━━ DATA TO PROCESS
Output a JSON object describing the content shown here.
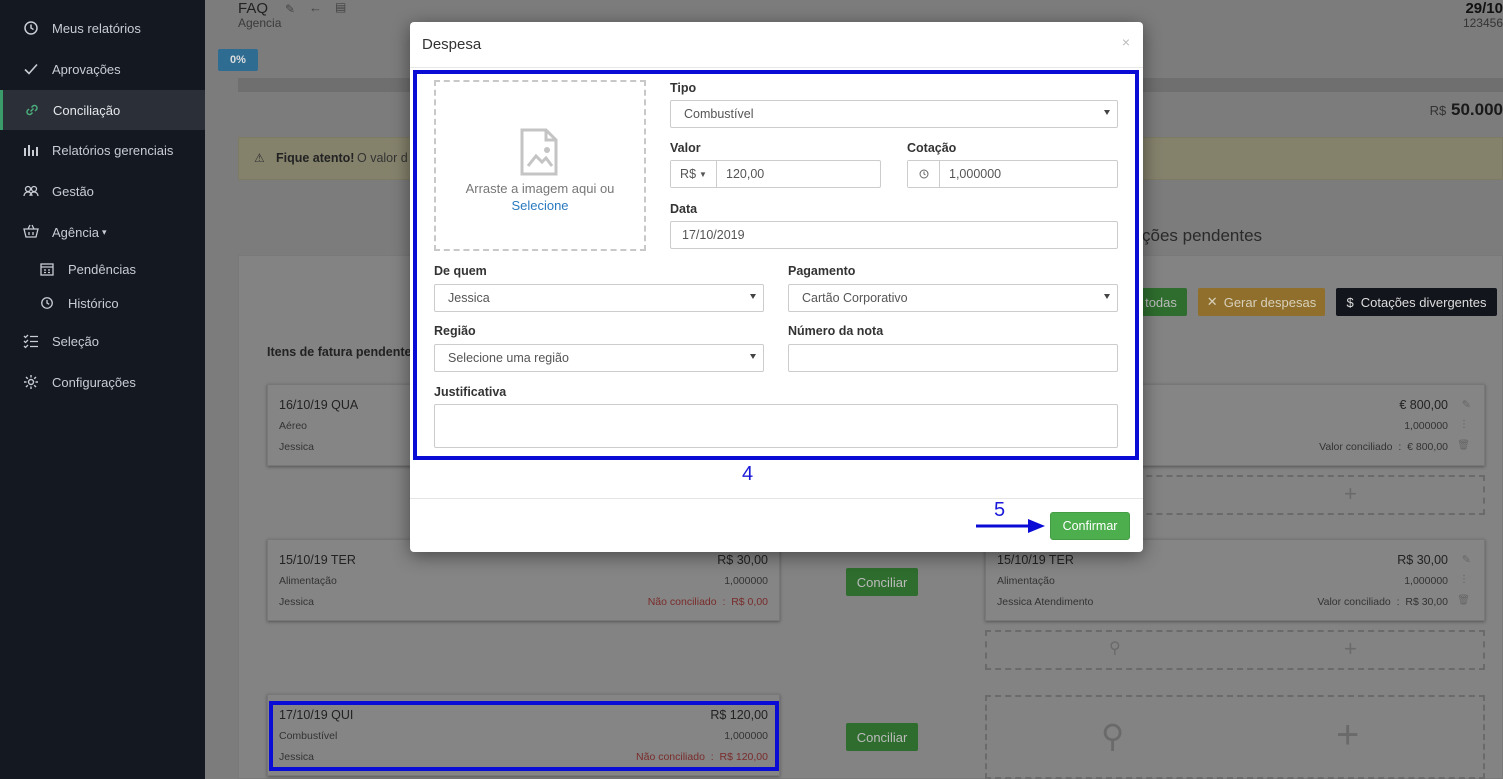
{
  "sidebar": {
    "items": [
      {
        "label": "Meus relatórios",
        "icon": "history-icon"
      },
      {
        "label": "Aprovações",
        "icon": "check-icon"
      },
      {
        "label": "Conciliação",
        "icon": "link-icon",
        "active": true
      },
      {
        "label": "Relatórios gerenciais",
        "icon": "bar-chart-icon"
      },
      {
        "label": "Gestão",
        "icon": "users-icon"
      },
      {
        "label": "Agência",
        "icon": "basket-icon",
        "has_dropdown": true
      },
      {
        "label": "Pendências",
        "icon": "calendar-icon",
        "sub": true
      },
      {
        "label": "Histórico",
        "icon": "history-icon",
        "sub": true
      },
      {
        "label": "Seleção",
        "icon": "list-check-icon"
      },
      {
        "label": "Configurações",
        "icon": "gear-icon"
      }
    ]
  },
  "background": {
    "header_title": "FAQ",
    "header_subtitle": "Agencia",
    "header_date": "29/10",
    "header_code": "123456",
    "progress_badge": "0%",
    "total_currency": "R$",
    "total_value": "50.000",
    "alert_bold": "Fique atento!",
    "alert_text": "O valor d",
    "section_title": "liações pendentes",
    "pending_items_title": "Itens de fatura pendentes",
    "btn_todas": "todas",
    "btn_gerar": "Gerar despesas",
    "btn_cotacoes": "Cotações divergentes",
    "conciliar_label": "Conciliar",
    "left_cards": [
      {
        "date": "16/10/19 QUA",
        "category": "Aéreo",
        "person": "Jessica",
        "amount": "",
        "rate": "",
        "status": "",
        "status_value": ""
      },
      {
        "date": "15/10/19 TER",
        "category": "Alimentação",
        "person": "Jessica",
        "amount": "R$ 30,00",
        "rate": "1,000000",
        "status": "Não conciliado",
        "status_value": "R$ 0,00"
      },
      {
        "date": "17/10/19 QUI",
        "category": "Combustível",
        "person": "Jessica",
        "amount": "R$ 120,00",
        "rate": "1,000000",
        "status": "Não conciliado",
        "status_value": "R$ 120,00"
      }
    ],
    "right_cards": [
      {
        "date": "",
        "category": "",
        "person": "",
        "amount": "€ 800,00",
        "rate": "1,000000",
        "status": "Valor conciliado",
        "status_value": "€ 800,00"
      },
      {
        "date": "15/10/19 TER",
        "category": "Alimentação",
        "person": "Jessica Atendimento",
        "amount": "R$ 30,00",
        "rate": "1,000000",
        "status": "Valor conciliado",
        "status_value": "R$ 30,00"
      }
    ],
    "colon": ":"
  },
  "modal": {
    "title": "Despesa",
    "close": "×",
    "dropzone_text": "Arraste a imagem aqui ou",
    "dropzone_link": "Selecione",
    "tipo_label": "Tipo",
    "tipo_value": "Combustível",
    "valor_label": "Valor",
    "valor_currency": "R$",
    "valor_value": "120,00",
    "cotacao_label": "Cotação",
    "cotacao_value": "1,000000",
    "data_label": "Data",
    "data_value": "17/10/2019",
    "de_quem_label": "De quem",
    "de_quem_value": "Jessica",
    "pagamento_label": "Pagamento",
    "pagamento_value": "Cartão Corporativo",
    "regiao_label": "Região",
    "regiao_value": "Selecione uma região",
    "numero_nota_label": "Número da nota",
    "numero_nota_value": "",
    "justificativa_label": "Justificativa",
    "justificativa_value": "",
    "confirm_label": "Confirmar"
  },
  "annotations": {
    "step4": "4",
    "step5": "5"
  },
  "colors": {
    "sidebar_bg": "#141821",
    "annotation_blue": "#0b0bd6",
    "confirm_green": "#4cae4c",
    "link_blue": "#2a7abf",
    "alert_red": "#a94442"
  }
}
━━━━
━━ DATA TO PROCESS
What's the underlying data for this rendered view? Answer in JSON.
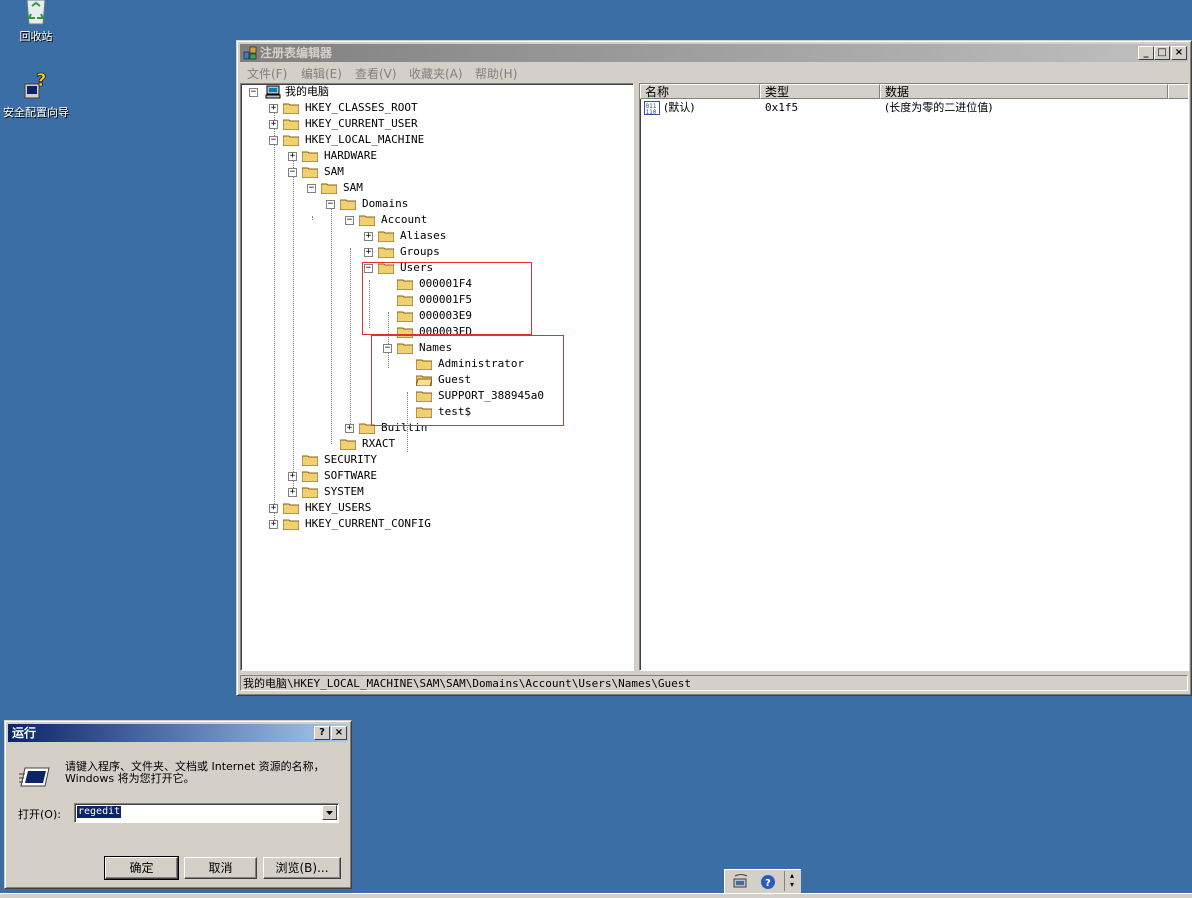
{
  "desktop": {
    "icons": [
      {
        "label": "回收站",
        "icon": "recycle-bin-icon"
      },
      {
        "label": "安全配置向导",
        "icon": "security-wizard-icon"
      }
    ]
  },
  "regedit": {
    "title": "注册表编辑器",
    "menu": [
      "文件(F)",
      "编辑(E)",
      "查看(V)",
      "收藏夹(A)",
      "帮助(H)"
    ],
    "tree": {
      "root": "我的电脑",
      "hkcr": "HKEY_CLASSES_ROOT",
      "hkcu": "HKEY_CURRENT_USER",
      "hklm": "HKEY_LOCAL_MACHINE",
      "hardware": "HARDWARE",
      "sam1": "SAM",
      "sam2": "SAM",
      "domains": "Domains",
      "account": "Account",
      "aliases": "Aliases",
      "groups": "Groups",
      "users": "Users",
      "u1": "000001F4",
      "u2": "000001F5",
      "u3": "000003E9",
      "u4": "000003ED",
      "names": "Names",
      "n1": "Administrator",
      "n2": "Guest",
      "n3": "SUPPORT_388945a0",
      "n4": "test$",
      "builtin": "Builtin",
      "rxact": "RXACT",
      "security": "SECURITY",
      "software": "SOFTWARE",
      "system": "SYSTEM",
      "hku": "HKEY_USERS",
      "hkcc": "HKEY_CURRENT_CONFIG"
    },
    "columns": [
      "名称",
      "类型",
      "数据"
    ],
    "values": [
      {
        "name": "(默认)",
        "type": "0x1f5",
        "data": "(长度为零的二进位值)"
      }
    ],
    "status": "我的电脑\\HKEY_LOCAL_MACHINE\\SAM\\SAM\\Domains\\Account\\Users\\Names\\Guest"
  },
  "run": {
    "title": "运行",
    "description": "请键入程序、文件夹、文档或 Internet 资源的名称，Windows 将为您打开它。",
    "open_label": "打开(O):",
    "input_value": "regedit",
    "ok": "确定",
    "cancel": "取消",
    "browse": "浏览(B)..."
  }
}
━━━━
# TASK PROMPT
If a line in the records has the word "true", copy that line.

# SOLUTION
        "active": true
        "has_dropdown": true
        "sub": true
        "sub": true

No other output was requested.